-------- DATA SHOWN

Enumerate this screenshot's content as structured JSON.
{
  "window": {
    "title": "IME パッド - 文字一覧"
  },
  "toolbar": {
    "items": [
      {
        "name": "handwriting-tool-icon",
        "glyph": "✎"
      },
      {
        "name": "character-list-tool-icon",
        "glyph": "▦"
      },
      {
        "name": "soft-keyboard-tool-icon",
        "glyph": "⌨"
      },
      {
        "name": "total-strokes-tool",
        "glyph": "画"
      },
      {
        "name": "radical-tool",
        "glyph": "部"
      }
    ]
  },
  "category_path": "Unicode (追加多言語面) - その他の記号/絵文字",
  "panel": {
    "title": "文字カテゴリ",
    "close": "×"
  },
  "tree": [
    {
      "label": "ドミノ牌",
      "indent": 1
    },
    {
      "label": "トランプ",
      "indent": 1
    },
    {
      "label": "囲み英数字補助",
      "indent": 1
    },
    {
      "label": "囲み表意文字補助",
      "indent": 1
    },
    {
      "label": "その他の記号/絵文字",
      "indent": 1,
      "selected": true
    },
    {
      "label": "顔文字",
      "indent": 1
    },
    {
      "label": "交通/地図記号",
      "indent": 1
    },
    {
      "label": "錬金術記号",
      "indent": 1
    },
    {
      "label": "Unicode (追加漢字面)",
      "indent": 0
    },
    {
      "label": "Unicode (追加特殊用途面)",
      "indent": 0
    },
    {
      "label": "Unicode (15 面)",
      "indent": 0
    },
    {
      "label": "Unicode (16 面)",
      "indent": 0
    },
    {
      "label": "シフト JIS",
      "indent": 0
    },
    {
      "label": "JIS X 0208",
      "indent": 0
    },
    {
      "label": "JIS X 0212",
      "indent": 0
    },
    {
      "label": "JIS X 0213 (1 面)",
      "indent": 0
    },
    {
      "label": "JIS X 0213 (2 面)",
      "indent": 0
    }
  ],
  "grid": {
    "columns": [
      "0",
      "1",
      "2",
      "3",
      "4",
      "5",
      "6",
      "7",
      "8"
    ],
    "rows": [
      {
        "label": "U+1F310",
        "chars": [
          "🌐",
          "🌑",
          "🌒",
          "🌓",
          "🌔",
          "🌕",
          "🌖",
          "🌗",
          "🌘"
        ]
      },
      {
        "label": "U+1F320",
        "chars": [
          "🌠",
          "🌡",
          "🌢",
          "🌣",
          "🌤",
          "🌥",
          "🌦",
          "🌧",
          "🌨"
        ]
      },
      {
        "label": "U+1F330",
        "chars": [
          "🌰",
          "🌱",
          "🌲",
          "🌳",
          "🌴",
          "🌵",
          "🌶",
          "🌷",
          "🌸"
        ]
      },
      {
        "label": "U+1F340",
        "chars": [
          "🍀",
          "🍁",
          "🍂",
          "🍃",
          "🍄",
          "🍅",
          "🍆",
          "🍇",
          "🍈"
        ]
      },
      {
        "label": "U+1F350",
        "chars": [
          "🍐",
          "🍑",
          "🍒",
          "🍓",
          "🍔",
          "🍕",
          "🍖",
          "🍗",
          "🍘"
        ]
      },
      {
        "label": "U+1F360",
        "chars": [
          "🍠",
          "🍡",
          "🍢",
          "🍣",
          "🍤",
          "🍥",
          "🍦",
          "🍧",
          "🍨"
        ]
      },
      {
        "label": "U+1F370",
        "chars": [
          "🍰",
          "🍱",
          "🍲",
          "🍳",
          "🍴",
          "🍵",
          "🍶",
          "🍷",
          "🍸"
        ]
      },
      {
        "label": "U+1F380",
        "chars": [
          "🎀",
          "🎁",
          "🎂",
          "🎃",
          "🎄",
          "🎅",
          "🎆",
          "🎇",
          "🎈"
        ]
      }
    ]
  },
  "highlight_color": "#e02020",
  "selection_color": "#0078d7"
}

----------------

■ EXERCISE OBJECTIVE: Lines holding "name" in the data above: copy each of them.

■ SOLUTION TO THIS TASK:
        "name": "handwriting-tool-icon",
        "name": "character-list-tool-icon",
        "name": "soft-keyboard-tool-icon",
        "name": "total-strokes-tool",
        "name": "radical-tool",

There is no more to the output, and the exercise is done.